In the wake of today's cold front, humidity has plummeted as Gulf moisture was shoved south. However, this will be short-lived as a warm front ahead of Friday's system surges back north Thursday night, bringing that warm moist air back to the Mid-South. A couple of normally reliable models (GFS, ECMWF) indicate that rain and thunderstorms will break out in the pre-dawn hours Friday morning around this warm front, with some possibly containing hail and a threat of strong wind. The other model we use a great deal (NAM) is the one that performed the best leading up to today's system and it says "no dice" on Friday morning. The Storm Prediction Center and NWS-Memphis go with the former theory and we'll try it again as well! SPC places the metro in a Slight Risk for large hail and strong wind with some storms early Friday.
We'll then see a break in the precip in the wake of the retreating warm front and prior to the arrival of the cold front, which should move into the metro in the early evening hours.
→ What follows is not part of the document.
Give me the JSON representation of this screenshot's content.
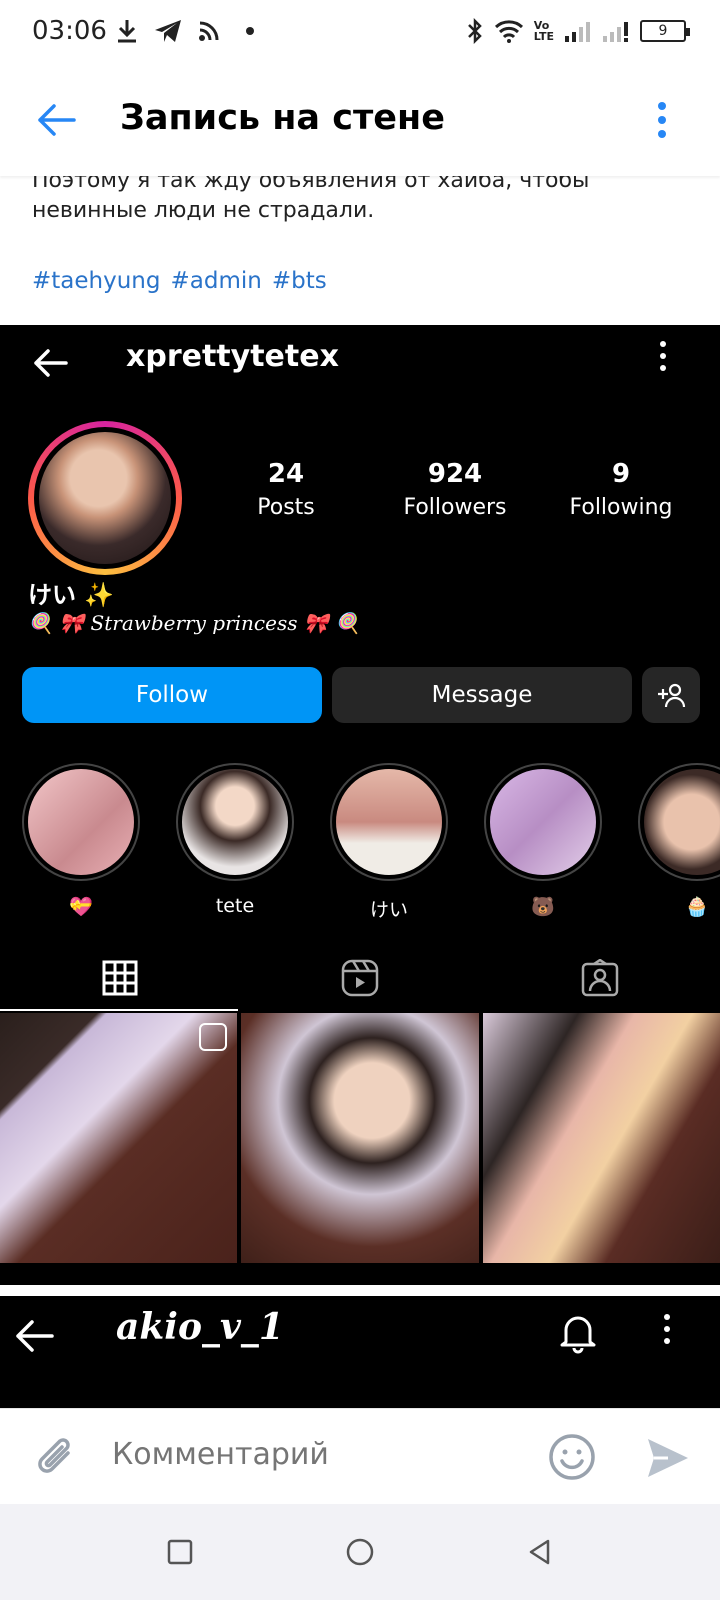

The break will be a chance for the atmosphere to A) energize on abundant Gulf moisture flowing north on gusty wind and B) likely destabilize with some sunshine and temps warming into the mid to upper 70s. All models indicate widespread convection firing ahead of the cold front late Friday afternoon into Friday night. The big question is - like today - does this happen to our west (putting us in line for severe storms) or to our east (missing the metro entirely)? It'll be close. For now, we plan for the worst and hope for the best. A Slight Risk is also in place for Friday afternoon and evening with the primary threat being damaging wind and isolated tornadoes. I would say the highest risk is east of the metro, particularly NE MS, north AL, and middle TN ,where the tornado threat may be a little higher as well. The MWN Storm Center has maps showing the details. The good news is that once this system moves through Friday night, we'll be left with DRY conditions (and mild) for several days, including a nice looking weekend!
Expect an update again tomorrow. The full MWN Forecast can be found here.
For weather information for Memphis and the Mid-South, where and when you need it, visit MemphisWeather.net on the web, m.memphisweather.net on your mobile phone, download our iPhone or Android apps, or visit us on Facebook or Twitter.